Payoff, of course, includes all sums due: principal, interest (default interest if applicable), late charges, legal fees and various advances (or overdrafts) for taxes, insurance and advances to senior mortgagees (in the case of a junior mortgage). We need not try to categorize other sums which may be due and the point should be apparent that care is necessary to assure that the amount in the payoff letter sent to a borrower is correct.
What happens if a mistake is made? Could it be fatal? It might be, a point found in a recent decision [Bankers Trust Company of California v. Sciarpeletti, 28 A.D.3d 408, 816 N.Y.S.2d 71 (2d Dept. 2006).]
In a hotly contested case (all the more reason for meticulousness), and after summary judgment to the foreclosing plaintiff, the borrower requested a payoff letter. There were two separate letters (one supplementing the other with handwritten additions) and the borrower paid more than $1,000,000 without protest. It was not until 8 months later that the servicer realized its letters had neglected to include some $96,000 in real estate taxes it had paid, for which it then made demand. (This miscue is not so uncommon by the way.)
Whether this sum was due under the noted circumstances was litigated with the result four years later a ruling on appeal that it was a question of fact to be resolved. So whether the servicer’s misstep was fatal remains unknown; it was certainly expensive and time consuming.

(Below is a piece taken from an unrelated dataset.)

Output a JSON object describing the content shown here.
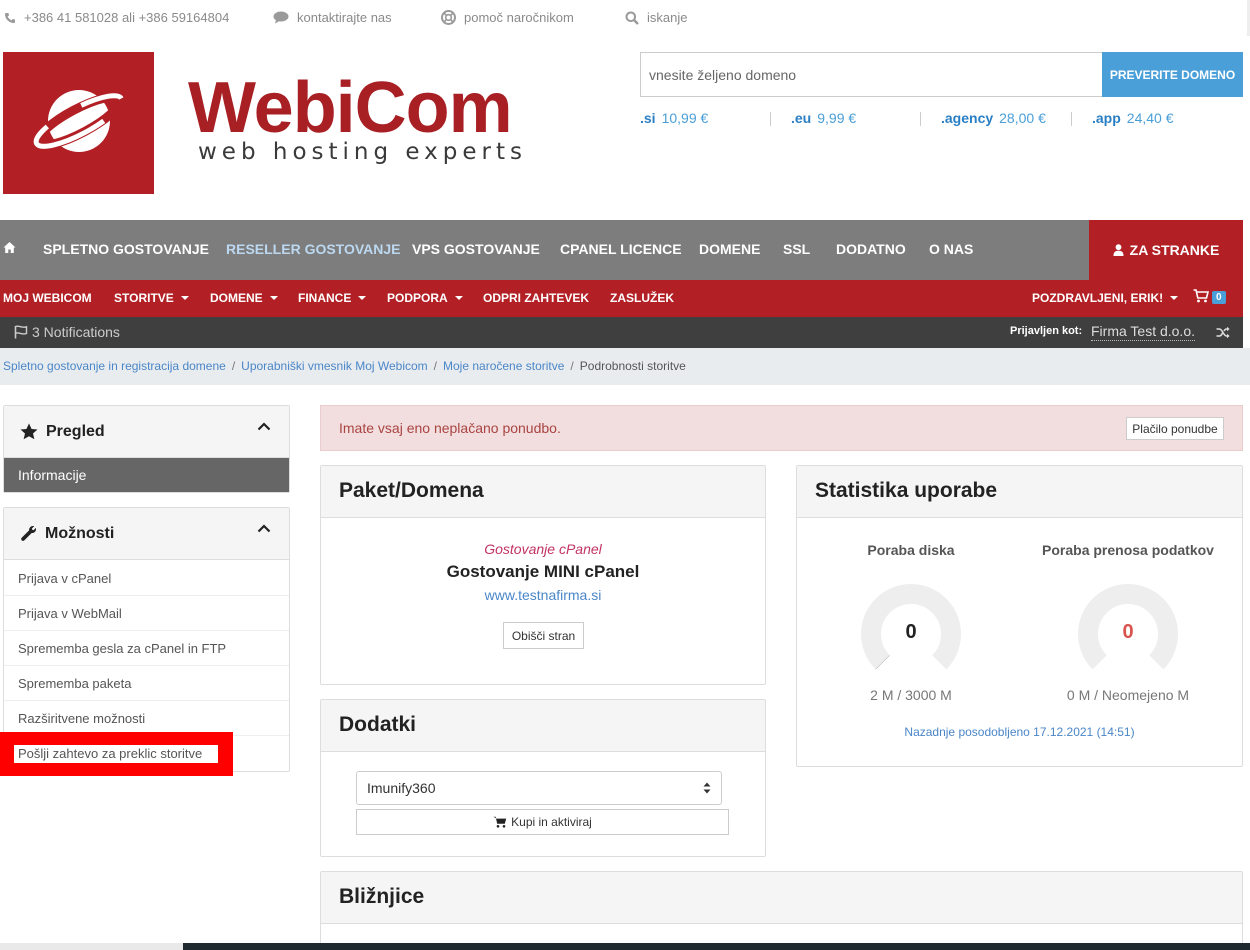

In trying to avoid such disasters, payoff letters typically recite that the letter is not an estoppel (an attempt to say the lender is not bound by a mistake) and that confirmation of the sum due must be obtained at the time of submission. When errors are made, they are usually discovered promptly which gives the lender or servicer some leverage and comfort.
In the end, though, the only remedy is the obvious one – the calculations need to be right at the outset. With taxes sometimes paid by a different department and on dates that can intersect with the payoff process, this is perhaps the most fertile category for blunder. But as the case instructs, extra attention is worth the effort.
Mr. Bergman, author of the four-volume treatise, Bergman on New York Mortgage Foreclosures, LexisNexis Matthew Bender (rev. 2017), is a partner with Berkman, Henoch, Peterson, Peddy & Fenchel, P.C. in Garden City, New York. He is also a member of the USFN, The American College of Real Estate Lawyers, The American College of Mortgage Attorneys, an adviser to the New York Times on foreclosure issues and writes a regular servicing column for the New York Law Journal. He is AV rated by Martindale-Hubbell, his biography appears in Who’s Who In American Law and he has been for years listed in Best Lawyers In America and New York Super Lawyers.